WHAT IS REQUIRED | Print exactly the line with "Output a JSON" and every line after it, through the final line of the material below.

DATA SHOWN |
▽

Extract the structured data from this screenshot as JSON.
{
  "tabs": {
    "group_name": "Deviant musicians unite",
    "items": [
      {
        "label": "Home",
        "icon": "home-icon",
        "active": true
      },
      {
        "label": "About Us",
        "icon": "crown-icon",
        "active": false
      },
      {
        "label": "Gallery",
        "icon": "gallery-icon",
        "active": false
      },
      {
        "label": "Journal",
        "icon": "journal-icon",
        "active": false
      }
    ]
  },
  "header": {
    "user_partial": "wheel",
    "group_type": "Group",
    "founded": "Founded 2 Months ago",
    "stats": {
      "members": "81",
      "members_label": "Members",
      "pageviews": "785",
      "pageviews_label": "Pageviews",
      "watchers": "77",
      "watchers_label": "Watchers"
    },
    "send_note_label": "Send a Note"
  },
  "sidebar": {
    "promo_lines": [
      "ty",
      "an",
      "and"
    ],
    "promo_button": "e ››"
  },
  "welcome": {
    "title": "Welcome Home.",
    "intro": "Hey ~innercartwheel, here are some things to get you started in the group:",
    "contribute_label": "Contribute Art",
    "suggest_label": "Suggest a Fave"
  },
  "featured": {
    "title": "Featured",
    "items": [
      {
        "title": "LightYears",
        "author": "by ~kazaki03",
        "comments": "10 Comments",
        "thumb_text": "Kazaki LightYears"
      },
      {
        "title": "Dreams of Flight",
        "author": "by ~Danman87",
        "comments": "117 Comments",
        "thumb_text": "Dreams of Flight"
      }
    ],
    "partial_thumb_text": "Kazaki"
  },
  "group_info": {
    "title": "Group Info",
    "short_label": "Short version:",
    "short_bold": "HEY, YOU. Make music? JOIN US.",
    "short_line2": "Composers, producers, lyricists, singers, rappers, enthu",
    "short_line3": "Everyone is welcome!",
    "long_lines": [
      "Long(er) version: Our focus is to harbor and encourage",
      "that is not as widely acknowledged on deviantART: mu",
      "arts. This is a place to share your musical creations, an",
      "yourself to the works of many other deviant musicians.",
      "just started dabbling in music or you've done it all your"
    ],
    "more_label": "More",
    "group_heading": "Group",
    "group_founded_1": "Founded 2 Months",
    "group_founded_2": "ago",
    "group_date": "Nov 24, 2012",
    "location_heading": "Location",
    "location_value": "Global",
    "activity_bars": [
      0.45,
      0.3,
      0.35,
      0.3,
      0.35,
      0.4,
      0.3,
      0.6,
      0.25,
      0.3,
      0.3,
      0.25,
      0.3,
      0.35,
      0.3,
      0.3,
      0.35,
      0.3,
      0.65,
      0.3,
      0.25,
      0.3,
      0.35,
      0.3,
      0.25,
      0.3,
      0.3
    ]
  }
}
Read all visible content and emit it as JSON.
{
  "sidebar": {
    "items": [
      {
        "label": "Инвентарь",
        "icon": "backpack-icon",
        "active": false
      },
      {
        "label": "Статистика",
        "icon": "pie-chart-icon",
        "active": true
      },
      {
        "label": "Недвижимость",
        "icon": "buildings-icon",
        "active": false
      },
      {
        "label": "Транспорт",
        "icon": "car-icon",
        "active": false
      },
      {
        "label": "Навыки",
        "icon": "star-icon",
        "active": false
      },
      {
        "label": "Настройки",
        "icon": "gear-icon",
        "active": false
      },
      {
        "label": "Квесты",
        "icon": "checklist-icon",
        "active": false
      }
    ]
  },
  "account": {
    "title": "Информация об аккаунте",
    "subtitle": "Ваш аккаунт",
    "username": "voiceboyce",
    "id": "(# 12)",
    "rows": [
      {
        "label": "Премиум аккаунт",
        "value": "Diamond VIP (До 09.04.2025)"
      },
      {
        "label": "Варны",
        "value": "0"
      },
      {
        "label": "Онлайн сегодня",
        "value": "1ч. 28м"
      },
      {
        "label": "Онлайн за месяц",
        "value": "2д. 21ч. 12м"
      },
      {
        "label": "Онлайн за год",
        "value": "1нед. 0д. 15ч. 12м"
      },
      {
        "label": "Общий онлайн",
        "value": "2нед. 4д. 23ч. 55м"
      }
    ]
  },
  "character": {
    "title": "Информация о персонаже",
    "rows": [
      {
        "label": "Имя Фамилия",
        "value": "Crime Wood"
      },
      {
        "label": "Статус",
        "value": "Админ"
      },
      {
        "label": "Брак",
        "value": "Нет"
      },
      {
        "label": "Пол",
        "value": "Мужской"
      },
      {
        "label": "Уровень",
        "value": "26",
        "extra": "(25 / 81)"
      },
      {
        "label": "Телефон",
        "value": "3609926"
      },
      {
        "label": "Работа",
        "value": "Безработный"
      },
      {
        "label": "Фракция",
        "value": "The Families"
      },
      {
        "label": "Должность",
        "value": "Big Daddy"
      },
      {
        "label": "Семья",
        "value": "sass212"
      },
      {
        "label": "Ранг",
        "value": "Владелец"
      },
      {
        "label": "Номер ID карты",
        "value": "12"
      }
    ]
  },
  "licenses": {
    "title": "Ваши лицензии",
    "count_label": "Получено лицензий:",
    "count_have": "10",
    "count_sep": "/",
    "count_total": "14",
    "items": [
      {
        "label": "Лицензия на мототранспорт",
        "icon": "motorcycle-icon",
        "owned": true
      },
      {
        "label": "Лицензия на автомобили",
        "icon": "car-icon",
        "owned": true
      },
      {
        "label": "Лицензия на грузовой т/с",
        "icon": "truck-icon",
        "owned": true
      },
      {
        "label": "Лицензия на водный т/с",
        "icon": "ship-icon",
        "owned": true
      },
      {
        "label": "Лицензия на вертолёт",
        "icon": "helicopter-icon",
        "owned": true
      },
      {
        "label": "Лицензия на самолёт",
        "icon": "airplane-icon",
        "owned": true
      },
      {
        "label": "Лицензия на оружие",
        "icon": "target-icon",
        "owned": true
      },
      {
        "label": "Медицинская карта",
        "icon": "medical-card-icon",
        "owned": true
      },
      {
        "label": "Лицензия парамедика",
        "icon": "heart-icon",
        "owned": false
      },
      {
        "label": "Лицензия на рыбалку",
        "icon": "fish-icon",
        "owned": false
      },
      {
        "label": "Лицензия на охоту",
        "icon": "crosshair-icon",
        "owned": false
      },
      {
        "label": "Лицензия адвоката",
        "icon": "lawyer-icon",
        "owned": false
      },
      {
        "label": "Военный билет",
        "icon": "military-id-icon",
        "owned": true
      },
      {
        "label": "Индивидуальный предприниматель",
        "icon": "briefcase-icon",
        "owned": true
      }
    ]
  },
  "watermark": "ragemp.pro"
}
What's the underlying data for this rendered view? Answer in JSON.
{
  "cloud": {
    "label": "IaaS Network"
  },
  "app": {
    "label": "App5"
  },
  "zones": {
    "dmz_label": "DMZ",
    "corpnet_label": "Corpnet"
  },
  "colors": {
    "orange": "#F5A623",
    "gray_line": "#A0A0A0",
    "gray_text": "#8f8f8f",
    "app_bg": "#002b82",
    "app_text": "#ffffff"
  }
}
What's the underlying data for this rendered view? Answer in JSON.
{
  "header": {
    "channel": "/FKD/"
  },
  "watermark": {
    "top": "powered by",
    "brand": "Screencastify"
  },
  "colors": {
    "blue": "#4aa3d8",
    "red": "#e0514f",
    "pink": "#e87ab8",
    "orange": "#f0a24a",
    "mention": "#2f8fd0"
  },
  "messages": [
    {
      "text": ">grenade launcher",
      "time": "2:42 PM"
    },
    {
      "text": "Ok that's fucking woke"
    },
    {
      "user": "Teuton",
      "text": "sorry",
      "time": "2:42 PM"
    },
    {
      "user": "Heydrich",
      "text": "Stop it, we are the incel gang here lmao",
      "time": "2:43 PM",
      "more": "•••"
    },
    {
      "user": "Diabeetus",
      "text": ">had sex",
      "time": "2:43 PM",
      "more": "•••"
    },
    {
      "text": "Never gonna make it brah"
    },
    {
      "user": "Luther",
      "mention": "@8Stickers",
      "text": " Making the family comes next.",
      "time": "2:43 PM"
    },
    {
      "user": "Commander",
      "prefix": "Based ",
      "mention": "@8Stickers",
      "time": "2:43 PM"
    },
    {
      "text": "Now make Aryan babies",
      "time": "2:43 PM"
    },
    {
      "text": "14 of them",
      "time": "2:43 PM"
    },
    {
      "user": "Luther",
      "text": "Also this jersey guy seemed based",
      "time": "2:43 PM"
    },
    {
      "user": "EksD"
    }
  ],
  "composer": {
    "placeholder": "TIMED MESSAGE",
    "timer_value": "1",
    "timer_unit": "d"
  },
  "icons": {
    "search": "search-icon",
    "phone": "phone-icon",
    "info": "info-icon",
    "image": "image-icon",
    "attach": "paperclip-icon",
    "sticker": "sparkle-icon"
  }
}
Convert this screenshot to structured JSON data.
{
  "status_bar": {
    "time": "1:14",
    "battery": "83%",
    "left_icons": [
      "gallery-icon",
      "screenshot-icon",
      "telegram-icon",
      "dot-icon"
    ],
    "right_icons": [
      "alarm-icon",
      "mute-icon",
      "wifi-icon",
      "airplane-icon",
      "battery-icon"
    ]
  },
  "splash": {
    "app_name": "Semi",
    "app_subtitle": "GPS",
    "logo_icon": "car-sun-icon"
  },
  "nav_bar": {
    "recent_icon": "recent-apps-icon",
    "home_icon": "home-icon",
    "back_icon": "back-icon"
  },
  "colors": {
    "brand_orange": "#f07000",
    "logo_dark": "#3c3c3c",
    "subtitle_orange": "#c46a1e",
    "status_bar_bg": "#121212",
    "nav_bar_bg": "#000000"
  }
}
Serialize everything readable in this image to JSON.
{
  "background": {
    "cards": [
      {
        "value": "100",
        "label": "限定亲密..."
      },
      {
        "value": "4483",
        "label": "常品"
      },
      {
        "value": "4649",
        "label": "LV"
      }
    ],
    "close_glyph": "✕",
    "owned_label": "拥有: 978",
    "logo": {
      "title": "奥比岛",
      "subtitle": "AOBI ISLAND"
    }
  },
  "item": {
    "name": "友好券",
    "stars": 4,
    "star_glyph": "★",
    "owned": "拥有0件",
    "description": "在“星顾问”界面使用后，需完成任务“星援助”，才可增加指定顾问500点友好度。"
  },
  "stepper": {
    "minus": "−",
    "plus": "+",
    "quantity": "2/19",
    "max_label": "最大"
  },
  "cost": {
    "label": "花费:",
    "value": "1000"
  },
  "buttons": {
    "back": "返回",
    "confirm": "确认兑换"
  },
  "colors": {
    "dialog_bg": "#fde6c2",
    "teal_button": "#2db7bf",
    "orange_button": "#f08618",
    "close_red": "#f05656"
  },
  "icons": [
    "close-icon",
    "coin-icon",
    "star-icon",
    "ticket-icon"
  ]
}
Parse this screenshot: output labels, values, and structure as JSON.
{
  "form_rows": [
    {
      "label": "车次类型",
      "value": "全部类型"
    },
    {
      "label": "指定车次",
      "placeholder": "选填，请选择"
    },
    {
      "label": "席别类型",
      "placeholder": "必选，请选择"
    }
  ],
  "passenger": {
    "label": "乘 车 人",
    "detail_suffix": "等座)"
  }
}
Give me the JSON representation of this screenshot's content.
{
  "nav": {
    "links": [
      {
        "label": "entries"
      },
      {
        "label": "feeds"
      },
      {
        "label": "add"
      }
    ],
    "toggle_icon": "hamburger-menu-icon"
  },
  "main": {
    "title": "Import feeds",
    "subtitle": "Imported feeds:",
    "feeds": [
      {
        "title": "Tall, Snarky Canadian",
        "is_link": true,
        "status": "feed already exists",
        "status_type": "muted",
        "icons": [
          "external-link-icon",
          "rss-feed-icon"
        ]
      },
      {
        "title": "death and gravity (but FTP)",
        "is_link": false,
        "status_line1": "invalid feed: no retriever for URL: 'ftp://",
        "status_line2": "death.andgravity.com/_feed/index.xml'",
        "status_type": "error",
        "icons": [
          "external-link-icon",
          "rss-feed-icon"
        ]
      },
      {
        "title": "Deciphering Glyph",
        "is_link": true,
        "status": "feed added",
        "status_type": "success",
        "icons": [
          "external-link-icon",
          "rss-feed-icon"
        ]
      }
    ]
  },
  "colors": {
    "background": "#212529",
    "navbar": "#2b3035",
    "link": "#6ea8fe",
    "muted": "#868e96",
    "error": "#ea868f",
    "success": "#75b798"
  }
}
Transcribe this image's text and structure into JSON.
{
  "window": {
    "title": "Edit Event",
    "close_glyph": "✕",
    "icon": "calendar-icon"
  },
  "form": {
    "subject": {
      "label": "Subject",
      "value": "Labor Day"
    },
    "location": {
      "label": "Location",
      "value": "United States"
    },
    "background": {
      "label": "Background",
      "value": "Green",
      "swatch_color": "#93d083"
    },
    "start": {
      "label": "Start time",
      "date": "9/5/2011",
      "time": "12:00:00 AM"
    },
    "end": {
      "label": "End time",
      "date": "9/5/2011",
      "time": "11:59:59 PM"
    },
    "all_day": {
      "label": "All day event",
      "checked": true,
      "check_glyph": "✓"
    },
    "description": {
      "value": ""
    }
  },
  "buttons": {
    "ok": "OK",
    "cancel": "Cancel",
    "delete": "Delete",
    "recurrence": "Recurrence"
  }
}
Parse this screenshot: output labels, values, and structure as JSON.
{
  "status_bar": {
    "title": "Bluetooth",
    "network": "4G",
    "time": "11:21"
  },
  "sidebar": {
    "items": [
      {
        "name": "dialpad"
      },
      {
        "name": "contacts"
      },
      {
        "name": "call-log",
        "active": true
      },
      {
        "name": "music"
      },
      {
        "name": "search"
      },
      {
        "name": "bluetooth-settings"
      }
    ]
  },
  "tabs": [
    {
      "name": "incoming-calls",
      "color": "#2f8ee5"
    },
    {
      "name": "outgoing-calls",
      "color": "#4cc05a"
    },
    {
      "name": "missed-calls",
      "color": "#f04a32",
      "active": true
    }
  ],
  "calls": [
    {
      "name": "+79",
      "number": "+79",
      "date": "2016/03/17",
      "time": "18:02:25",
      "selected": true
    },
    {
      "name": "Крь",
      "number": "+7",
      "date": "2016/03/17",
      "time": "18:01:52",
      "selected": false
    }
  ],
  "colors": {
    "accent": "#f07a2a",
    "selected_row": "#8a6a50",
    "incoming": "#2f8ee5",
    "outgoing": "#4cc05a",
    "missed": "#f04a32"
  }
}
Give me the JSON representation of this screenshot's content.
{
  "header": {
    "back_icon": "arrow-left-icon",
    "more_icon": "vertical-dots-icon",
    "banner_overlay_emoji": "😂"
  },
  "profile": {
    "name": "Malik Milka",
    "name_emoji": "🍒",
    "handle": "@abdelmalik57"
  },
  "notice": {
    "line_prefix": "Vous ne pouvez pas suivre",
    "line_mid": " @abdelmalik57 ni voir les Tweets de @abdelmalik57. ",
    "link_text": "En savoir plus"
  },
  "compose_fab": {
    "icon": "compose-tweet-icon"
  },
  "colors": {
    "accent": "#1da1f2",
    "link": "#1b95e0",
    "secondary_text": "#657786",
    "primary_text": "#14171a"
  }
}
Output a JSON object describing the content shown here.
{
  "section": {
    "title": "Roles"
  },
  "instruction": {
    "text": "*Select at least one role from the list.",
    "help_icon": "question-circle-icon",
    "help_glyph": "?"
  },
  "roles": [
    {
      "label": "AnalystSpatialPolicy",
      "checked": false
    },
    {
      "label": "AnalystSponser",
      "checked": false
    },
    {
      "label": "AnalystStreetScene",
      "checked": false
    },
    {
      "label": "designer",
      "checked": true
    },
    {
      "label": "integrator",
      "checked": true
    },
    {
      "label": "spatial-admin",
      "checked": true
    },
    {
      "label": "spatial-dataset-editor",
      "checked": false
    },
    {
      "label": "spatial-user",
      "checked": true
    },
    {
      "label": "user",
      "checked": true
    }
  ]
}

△

FINISHED EXERCISE |
Output a JSON object describing the content shown here.
{
  "section": {
    "title": "Roles"
  },
  "instruction": {
    "text": "*Select at least one role from the list.",
    "help_icon": "question-circle-icon",
    "help_glyph": "?"
  },
  "roles": [
    {
      "label": "AnalystSpatialPolicy",
      "checked": false
    },
    {
      "label": "AnalystSponser",
      "checked": false
    },
    {
      "label": "AnalystStreetScene",
      "checked": false
    },
    {
      "label": "designer",
      "checked": true
    },
    {
      "label": "integrator",
      "checked": true
    },
    {
      "label": "spatial-admin",
      "checked": true
    },
    {
      "label": "spatial-dataset-editor",
      "checked": false
    },
    {
      "label": "spatial-user",
      "checked": true
    },
    {
      "label": "user",
      "checked": true
    }
  ]
}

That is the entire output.